**Work order:** What lines in the records below include the word "content"? Return each one.

=== Begin Enclosure ===

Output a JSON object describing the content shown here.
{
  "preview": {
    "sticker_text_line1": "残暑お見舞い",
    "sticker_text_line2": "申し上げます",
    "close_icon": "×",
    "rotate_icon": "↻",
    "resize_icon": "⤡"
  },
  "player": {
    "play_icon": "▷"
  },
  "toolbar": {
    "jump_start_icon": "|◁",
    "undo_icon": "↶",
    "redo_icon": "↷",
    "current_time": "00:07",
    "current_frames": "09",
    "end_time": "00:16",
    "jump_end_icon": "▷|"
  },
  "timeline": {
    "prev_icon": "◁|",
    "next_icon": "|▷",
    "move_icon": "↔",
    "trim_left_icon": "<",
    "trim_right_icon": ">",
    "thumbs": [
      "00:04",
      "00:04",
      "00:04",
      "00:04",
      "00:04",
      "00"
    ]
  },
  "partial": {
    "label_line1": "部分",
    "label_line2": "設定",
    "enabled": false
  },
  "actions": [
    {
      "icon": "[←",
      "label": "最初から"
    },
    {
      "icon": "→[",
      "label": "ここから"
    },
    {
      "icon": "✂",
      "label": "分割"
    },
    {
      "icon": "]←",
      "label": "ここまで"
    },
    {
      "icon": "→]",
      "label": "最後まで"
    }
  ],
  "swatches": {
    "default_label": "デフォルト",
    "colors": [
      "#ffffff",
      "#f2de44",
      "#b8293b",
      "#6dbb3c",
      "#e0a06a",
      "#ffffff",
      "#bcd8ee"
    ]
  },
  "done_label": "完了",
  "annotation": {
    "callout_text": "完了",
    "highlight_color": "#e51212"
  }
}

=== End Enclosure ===
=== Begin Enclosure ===

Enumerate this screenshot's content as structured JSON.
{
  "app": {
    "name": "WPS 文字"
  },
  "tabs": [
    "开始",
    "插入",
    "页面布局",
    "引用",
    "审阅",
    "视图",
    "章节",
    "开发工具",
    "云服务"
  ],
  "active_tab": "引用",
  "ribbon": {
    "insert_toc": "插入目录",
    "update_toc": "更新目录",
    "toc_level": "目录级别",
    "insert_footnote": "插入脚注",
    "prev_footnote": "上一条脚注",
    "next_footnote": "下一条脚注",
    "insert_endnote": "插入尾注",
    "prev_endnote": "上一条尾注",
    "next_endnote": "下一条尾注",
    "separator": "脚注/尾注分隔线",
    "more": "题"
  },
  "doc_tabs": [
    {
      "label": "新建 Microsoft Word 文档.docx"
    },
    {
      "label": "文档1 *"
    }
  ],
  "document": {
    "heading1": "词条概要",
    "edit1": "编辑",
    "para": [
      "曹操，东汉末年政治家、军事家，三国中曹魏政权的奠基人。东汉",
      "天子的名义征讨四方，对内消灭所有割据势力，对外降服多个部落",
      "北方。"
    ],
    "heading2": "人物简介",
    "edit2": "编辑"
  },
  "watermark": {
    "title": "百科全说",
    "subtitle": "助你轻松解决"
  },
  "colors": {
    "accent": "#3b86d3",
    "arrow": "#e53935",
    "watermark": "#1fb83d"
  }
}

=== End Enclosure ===

**Solution for this problem:**
Output a JSON object describing the content shown here.
Enumerate this screenshot's content as structured JSON.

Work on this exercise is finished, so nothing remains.